5. Offer them dips
Top chef and best-selling author Jamie Oliver recommends offering your kids a variety of vegetable-based dips.
They can use bread or veggie sticks like carrots, cucumber, or celery with the dips. Remember that raw vegetable pieces can be a choking hazard for very young children, so keep them small.
“Legumes such as beans and chickpeas are a great and inexpensive veggie staple, packed with proteins and easy to incorporate into family meals,” says Jamie in a blog post.
He likes making his children humous, butter bean pastes and dips using beetroot.
6. Mix things up
Food blogger and best-selling author Emily Leary struggled to get her son to eat foods that weren’t orange.
He was okay with butternut squash, swede, sweet potato and carrots but not with foods of different colours.
Obviously, he was eating healthily. The problem was his diet was becoming more and more restricted.
Emily realised that the orange-only food regime was his ‘normal’. Eating foods outside that colour palette made him very anxious.
The only solution to her son’s resistance to new food was to change the routine, she says in her book “Get Your Kids to Eat Anything”.
“If ‘new’ was at the root of my son’s fear of variety, then it was the routine that must change to make new the norm.
“If, from day to day, his food varied so much that he never had the chance to get set in his ways, then trying something unfamiliar would become expected and therefore comfortable.”
Her approach was ultimately successful, and her son’s opposition to new tastes “fell away”.
7. Don’t give up
Your kid might resist some vegetables the first few times you put them on the plate but don’t despair. Keep trying. Maybe offer the same vegetables differently. If they reject diced carrots, give them grated or ‘spiralized’ carrots the next time.
And don’t forget, if you need a bit of <ahem> surreptitious help from an outside source, a gift magazine subscription to BRILLIANT BRAINZ will expose your kid(s) to healthy living recipes and introduce them to foods from all around the world.
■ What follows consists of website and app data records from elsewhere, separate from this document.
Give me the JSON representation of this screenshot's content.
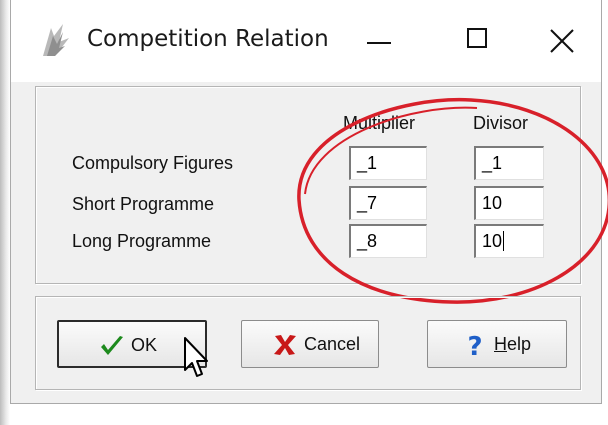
{
  "window": {
    "title": "Competition Relation"
  },
  "columns": {
    "multiplier": "Multiplier",
    "divisor": "Divisor"
  },
  "rows": [
    {
      "label": "Compulsory Figures",
      "multiplier": "_1",
      "divisor": "_1"
    },
    {
      "label": "Short Programme",
      "multiplier": "_7",
      "divisor": "10"
    },
    {
      "label": "Long Programme",
      "multiplier": "_8",
      "divisor": "10"
    }
  ],
  "buttons": {
    "ok": {
      "label": "OK",
      "icon": "checkmark-icon"
    },
    "cancel": {
      "label": "Cancel",
      "icon": "x-icon"
    },
    "help": {
      "label_accel": "H",
      "label_rest": "elp",
      "icon": "question-mark-icon"
    }
  },
  "colors": {
    "dialog_bg": "#f0f0f0",
    "annotation_circle": "#d8202a",
    "check_green": "#1d8a1d",
    "cancel_red": "#c81818",
    "help_blue": "#1f5fc8"
  }
}
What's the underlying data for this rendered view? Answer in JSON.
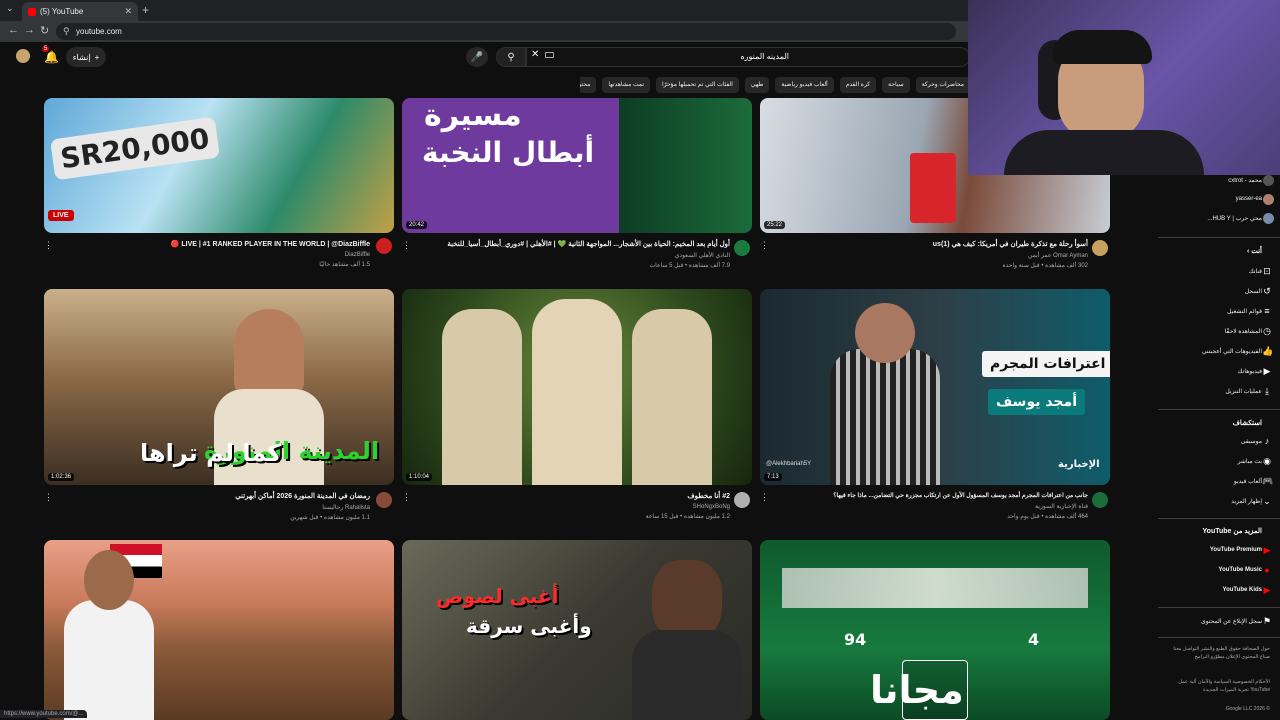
{
  "browser": {
    "tab_title": "(5) YouTube",
    "url": "youtube.com",
    "status_url": "https://www.youtube.com/@..."
  },
  "header": {
    "create_label": "إنشاء",
    "notification_count": "5",
    "search_value": "المدينه المنوره"
  },
  "chips": [
    "محاضرات وحركة",
    "سياحة",
    "كرة القدم",
    "ألعاب فيديو رياضية",
    "طهي",
    "الفئات التي تم تحميلها مؤخرًا",
    "تمت مشاهدتها",
    "محتوى جديد لك"
  ],
  "videos": [
    {
      "title": "LIVE | #1 RANKED PLAYER IN THE WORLD | @DiazBiffle 🔴",
      "channel": "DiazBiffle",
      "stats": "1.5 ألف مشاهد حاليًا",
      "duration": "",
      "live": "LIVE",
      "thumb_text": "SR20,000"
    },
    {
      "title": "أول أيام بعد المخيم: الحياة بين الأشجار... المواجهة الثانية 💚 | #الأهلي | #دوري_أبطال_أسيا_للنخبة",
      "channel": "النادي الأهلي السعودي",
      "stats": "7.9 ألف مشاهدة • قبل 5 ساعات",
      "duration": "20:42",
      "thumb_text_1": "مسيرة",
      "thumb_text_2": "أبطال النخبة"
    },
    {
      "title": "أسوأ رحلة مع تذكرة طيران في أمريكا: كيف هي (1)us",
      "channel": "Omar Ayman عمر أيمن",
      "stats": "302 ألف مشاهدة • قبل سنة واحدة",
      "duration": "25:22"
    },
    {
      "title": "رمضان في المدينة المنورة 2026 أماكن أبهرتني",
      "channel": "Rahalista رحاليستا",
      "stats": "1.1 مليون مشاهدة • قبل شهرين",
      "duration": "1:02:36",
      "thumb_text_1": "المدينة المنورة",
      "thumb_text_2": "كما لم تراها"
    },
    {
      "title": "#2 أنا مخطوف",
      "channel": "SHoNgxBoNg",
      "stats": "1.2 مليون مشاهدة • قبل 15 ساعة",
      "duration": "1:10:04"
    },
    {
      "title": "جانب من اعترافات المجرم أمجد يوسف المسؤول الأول عن ارتكاب مجزرة حي التضامن... ماذا جاء فيها؟",
      "channel": "قناة الإخبارية السورية",
      "stats": "464 ألف مشاهدة • قبل يوم واحد",
      "duration": "7:13",
      "thumb_text_1": "اعترافات المجرم",
      "thumb_text_2": "أمجد يوسف",
      "thumb_text_3": "الإخبارية",
      "thumb_handle": "@Alekhbariah5Y"
    },
    {
      "title": "",
      "channel": "",
      "stats": "",
      "duration": ""
    },
    {
      "title": "",
      "channel": "",
      "stats": "",
      "duration": "",
      "thumb_text_1": "أغبى لصوص",
      "thumb_text_2": "وأغبى سرقة"
    },
    {
      "title": "",
      "channel": "",
      "stats": "",
      "duration": "",
      "thumb_text_1": "مجانا",
      "thumb_num_1": "94",
      "thumb_num_2": "4"
    }
  ],
  "sidebar": {
    "subscriptions": [
      {
        "label": "محمد - cxtrot"
      },
      {
        "label": "yasser-ea"
      },
      {
        "label": "محي حرب | HUB Y..."
      }
    ],
    "you_heading": "أنت",
    "you_items": [
      {
        "label": "قناتك",
        "icon": "channel-icon"
      },
      {
        "label": "السجل",
        "icon": "history-icon"
      },
      {
        "label": "قوائم التشغيل",
        "icon": "playlist-icon"
      },
      {
        "label": "المشاهدة لاحقًا",
        "icon": "clock-icon"
      },
      {
        "label": "الفيديوهات التي أعجبتني",
        "icon": "like-icon"
      },
      {
        "label": "فيديوهاتك",
        "icon": "video-icon"
      },
      {
        "label": "عمليات التنزيل",
        "icon": "download-icon"
      }
    ],
    "explore_heading": "استكشاف",
    "explore_items": [
      {
        "label": "موسيقى",
        "icon": "music-icon"
      },
      {
        "label": "بث مباشر",
        "icon": "live-icon"
      },
      {
        "label": "ألعاب فيديو",
        "icon": "gaming-icon"
      },
      {
        "label": "إظهار المزيد",
        "icon": "chevron-down-icon"
      }
    ],
    "more_heading": "المزيد من YouTube",
    "more_items": [
      {
        "label": "YouTube Premium"
      },
      {
        "label": "YouTube Music"
      },
      {
        "label": "YouTube Kids"
      }
    ],
    "report_label": "سجل الإبلاغ عن المحتوى",
    "footer_1": "حول  الصحافة  حقوق الطبع والنشر  التواصل معنا  صناع المحتوى  الإعلان  مطوّرو البرامج",
    "footer_2": "الأحكام  الخصوصية  السياسة والأمان  آلية عمل YouTube  تجربة الميزات الجديدة",
    "copyright": "© 2026 Google LLC"
  },
  "colors": {
    "accent": "#ff0000",
    "bg": "#0f0f0f",
    "chip": "#272727"
  }
}
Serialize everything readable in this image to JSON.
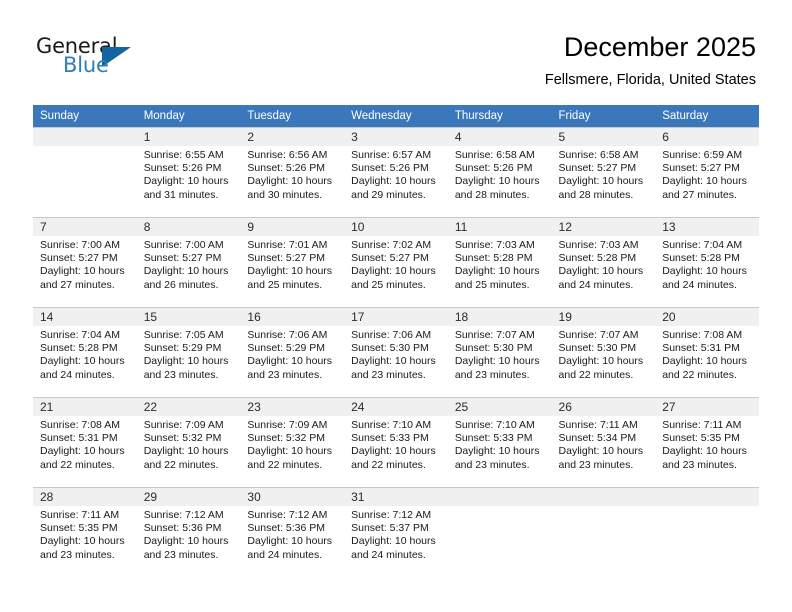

It’s so much easier when they come to you and say, “Hey, can I make this veggie pasta bake for lunch?” (as featured in issue #43) than when you are trying to do the convincing! 🙂